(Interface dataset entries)
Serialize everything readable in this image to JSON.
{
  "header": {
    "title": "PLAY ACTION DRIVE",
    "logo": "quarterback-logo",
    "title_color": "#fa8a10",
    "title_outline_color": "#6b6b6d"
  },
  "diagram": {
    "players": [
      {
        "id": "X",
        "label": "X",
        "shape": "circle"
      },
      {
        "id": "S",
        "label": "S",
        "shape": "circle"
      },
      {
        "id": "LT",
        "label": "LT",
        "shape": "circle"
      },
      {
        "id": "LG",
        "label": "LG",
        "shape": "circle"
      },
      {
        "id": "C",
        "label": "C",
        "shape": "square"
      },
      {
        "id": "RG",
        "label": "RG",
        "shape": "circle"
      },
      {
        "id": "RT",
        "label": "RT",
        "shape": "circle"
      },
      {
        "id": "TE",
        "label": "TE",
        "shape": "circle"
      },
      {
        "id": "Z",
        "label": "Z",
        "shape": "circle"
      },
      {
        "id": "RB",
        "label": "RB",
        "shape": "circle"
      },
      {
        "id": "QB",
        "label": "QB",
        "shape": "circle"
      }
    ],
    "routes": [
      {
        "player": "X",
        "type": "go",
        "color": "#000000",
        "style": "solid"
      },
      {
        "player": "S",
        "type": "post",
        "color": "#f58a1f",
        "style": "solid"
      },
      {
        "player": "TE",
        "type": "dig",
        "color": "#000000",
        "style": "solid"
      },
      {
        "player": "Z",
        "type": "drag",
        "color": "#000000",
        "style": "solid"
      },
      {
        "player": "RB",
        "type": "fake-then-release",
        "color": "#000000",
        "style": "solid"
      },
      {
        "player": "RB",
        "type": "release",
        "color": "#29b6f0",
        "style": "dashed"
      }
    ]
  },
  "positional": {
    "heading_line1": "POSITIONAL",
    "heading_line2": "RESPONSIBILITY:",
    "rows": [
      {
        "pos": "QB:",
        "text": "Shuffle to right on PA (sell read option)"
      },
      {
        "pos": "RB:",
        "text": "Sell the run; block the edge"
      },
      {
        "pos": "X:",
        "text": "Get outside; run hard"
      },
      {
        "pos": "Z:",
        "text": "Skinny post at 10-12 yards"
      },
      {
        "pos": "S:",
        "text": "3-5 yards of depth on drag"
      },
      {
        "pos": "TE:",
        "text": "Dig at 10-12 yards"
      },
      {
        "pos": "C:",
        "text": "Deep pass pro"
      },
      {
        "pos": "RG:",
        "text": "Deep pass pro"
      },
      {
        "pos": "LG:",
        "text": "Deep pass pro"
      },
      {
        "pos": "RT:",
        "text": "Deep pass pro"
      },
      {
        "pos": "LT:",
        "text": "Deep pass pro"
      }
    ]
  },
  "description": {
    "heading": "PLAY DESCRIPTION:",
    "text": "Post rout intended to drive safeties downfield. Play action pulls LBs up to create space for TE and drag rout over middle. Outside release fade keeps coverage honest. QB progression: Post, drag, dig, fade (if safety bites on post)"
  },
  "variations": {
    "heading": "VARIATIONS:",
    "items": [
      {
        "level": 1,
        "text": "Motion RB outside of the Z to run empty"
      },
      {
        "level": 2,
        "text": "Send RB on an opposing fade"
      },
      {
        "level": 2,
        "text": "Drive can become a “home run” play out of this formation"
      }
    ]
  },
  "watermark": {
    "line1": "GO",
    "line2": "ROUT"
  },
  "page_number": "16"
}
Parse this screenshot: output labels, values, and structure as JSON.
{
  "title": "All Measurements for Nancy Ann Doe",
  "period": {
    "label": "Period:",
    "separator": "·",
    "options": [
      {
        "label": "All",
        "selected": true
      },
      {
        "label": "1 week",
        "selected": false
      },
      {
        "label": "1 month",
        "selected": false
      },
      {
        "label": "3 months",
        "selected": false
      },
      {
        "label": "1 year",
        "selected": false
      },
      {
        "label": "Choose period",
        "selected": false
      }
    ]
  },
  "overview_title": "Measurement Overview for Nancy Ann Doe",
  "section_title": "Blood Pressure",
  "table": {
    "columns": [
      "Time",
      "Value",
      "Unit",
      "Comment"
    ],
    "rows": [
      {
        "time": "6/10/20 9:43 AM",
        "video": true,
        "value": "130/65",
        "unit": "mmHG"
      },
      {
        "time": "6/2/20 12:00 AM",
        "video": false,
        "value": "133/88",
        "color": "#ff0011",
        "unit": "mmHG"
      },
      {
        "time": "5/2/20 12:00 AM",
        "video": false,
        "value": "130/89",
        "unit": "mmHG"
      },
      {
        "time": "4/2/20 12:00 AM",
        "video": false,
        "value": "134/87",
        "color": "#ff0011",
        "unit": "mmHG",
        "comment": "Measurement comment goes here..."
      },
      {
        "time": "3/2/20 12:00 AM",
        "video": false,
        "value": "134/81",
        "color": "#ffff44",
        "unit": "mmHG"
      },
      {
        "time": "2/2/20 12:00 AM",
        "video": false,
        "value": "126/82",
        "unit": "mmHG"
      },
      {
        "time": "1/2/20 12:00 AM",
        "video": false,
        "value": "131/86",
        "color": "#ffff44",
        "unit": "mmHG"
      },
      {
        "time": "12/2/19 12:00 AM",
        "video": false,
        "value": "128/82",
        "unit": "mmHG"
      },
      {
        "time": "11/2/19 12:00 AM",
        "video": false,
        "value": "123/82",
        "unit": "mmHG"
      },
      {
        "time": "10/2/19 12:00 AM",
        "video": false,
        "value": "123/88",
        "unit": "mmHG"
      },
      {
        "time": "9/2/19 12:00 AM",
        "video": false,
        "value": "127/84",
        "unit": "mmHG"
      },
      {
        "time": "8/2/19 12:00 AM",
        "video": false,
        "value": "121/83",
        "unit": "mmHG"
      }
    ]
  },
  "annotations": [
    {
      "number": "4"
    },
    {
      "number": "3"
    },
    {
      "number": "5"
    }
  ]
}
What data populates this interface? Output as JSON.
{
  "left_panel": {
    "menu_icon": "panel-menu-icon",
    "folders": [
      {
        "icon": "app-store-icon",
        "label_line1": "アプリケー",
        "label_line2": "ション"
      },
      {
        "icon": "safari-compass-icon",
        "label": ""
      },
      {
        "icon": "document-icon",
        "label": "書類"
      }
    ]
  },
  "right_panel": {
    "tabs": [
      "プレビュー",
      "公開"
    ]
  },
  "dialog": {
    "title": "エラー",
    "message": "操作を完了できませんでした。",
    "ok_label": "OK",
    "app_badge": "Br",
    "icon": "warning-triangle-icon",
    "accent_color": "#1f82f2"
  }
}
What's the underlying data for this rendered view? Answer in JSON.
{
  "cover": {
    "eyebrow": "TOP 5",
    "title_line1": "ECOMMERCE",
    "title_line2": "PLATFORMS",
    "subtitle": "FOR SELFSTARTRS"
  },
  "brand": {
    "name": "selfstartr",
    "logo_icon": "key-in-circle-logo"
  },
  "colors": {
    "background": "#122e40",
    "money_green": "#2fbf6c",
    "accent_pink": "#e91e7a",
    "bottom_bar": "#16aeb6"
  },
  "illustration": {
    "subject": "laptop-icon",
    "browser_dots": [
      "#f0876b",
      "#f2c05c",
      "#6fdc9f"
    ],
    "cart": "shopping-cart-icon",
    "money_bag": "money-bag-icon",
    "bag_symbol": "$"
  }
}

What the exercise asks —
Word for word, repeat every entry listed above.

Task response —
Serialize everything readable in this image to JSON.
{
  "header": {
    "title": "PLAY ACTION DRIVE",
    "logo": "quarterback-logo",
    "title_color": "#fa8a10",
    "title_outline_color": "#6b6b6d"
  },
  "diagram": {
    "players": [
      {
        "id": "X",
        "label": "X",
        "shape": "circle"
      },
      {
        "id": "S",
        "label": "S",
        "shape": "circle"
      },
      {
        "id": "LT",
        "label": "LT",
        "shape": "circle"
      },
      {
        "id": "LG",
        "label": "LG",
        "shape": "circle"
      },
      {
        "id": "C",
        "label": "C",
        "shape": "square"
      },
      {
        "id": "RG",
        "label": "RG",
        "shape": "circle"
      },
      {
        "id": "RT",
        "label": "RT",
        "shape": "circle"
      },
      {
        "id": "TE",
        "label": "TE",
        "shape": "circle"
      },
      {
        "id": "Z",
        "label": "Z",
        "shape": "circle"
      },
      {
        "id": "RB",
        "label": "RB",
        "shape": "circle"
      },
      {
        "id": "QB",
        "label": "QB",
        "shape": "circle"
      }
    ],
    "routes": [
      {
        "player": "X",
        "type": "go",
        "color": "#000000",
        "style": "solid"
      },
      {
        "player": "S",
        "type": "post",
        "color": "#f58a1f",
        "style": "solid"
      },
      {
        "player": "TE",
        "type": "dig",
        "color": "#000000",
        "style": "solid"
      },
      {
        "player": "Z",
        "type": "drag",
        "color": "#000000",
        "style": "solid"
      },
      {
        "player": "RB",
        "type": "fake-then-release",
        "color": "#000000",
        "style": "solid"
      },
      {
        "player": "RB",
        "type": "release",
        "color": "#29b6f0",
        "style": "dashed"
      }
    ]
  },
  "positional": {
    "heading_line1": "POSITIONAL",
    "heading_line2": "RESPONSIBILITY:",
    "rows": [
      {
        "pos": "QB:",
        "text": "Shuffle to right on PA (sell read option)"
      },
      {
        "pos": "RB:",
        "text": "Sell the run; block the edge"
      },
      {
        "pos": "X:",
        "text": "Get outside; run hard"
      },
      {
        "pos": "Z:",
        "text": "Skinny post at 10-12 yards"
      },
      {
        "pos": "S:",
        "text": "3-5 yards of depth on drag"
      },
      {
        "pos": "TE:",
        "text": "Dig at 10-12 yards"
      },
      {
        "pos": "C:",
        "text": "Deep pass pro"
      },
      {
        "pos": "RG:",
        "text": "Deep pass pro"
      },
      {
        "pos": "LG:",
        "text": "Deep pass pro"
      },
      {
        "pos": "RT:",
        "text": "Deep pass pro"
      },
      {
        "pos": "LT:",
        "text": "Deep pass pro"
      }
    ]
  },
  "description": {
    "heading": "PLAY DESCRIPTION:",
    "text": "Post rout intended to drive safeties downfield. Play action pulls LBs up to create space for TE and drag rout over middle. Outside release fade keeps coverage honest. QB progression: Post, drag, dig, fade (if safety bites on post)"
  },
  "variations": {
    "heading": "VARIATIONS:",
    "items": [
      {
        "level": 1,
        "text": "Motion RB outside of the Z to run empty"
      },
      {
        "level": 2,
        "text": "Send RB on an opposing fade"
      },
      {
        "level": 2,
        "text": "Drive can become a “home run” play out of this formation"
      }
    ]
  },
  "watermark": {
    "line1": "GO",
    "line2": "ROUT"
  },
  "page_number": "16"
}
Parse this screenshot: output labels, values, and structure as JSON.
{
  "title": "All Measurements for Nancy Ann Doe",
  "period": {
    "label": "Period:",
    "separator": "·",
    "options": [
      {
        "label": "All",
        "selected": true
      },
      {
        "label": "1 week",
        "selected": false
      },
      {
        "label": "1 month",
        "selected": false
      },
      {
        "label": "3 months",
        "selected": false
      },
      {
        "label": "1 year",
        "selected": false
      },
      {
        "label": "Choose period",
        "selected": false
      }
    ]
  },
  "overview_title": "Measurement Overview for Nancy Ann Doe",
  "section_title": "Blood Pressure",
  "table": {
    "columns": [
      "Time",
      "Value",
      "Unit",
      "Comment"
    ],
    "rows": [
      {
        "time": "6/10/20 9:43 AM",
        "video": true,
        "value": "130/65",
        "unit": "mmHG"
      },
      {
        "time": "6/2/20 12:00 AM",
        "video": false,
        "value": "133/88",
        "color": "#ff0011",
        "unit": "mmHG"
      },
      {
        "time": "5/2/20 12:00 AM",
        "video": false,
        "value": "130/89",
        "unit": "mmHG"
      },
      {
        "time": "4/2/20 12:00 AM",
        "video": false,
        "value": "134/87",
        "color": "#ff0011",
        "unit": "mmHG",
        "comment": "Measurement comment goes here..."
      },
      {
        "time": "3/2/20 12:00 AM",
        "video": false,
        "value": "134/81",
        "color": "#ffff44",
        "unit": "mmHG"
      },
      {
        "time": "2/2/20 12:00 AM",
        "video": false,
        "value": "126/82",
        "unit": "mmHG"
      },
      {
        "time": "1/2/20 12:00 AM",
        "video": false,
        "value": "131/86",
        "color": "#ffff44",
        "unit": "mmHG"
      },
      {
        "time": "12/2/19 12:00 AM",
        "video": false,
        "value": "128/82",
        "unit": "mmHG"
      },
      {
        "time": "11/2/19 12:00 AM",
        "video": false,
        "value": "123/82",
        "unit": "mmHG"
      },
      {
        "time": "10/2/19 12:00 AM",
        "video": false,
        "value": "123/88",
        "unit": "mmHG"
      },
      {
        "time": "9/2/19 12:00 AM",
        "video": false,
        "value": "127/84",
        "unit": "mmHG"
      },
      {
        "time": "8/2/19 12:00 AM",
        "video": false,
        "value": "121/83",
        "unit": "mmHG"
      }
    ]
  },
  "annotations": [
    {
      "number": "4"
    },
    {
      "number": "3"
    },
    {
      "number": "5"
    }
  ]
}
What data populates this interface? Output as JSON.
{
  "left_panel": {
    "menu_icon": "panel-menu-icon",
    "folders": [
      {
        "icon": "app-store-icon",
        "label_line1": "アプリケー",
        "label_line2": "ション"
      },
      {
        "icon": "safari-compass-icon",
        "label": ""
      },
      {
        "icon": "document-icon",
        "label": "書類"
      }
    ]
  },
  "right_panel": {
    "tabs": [
      "プレビュー",
      "公開"
    ]
  },
  "dialog": {
    "title": "エラー",
    "message": "操作を完了できませんでした。",
    "ok_label": "OK",
    "app_badge": "Br",
    "icon": "warning-triangle-icon",
    "accent_color": "#1f82f2"
  }
}
What's the underlying data for this rendered view? Answer in JSON.
{
  "cover": {
    "eyebrow": "TOP 5",
    "title_line1": "ECOMMERCE",
    "title_line2": "PLATFORMS",
    "subtitle": "FOR SELFSTARTRS"
  },
  "brand": {
    "name": "selfstartr",
    "logo_icon": "key-in-circle-logo"
  },
  "colors": {
    "background": "#122e40",
    "money_green": "#2fbf6c",
    "accent_pink": "#e91e7a",
    "bottom_bar": "#16aeb6"
  },
  "illustration": {
    "subject": "laptop-icon",
    "browser_dots": [
      "#f0876b",
      "#f2c05c",
      "#6fdc9f"
    ],
    "cart": "shopping-cart-icon",
    "money_bag": "money-bag-icon",
    "bag_symbol": "$"
  }
}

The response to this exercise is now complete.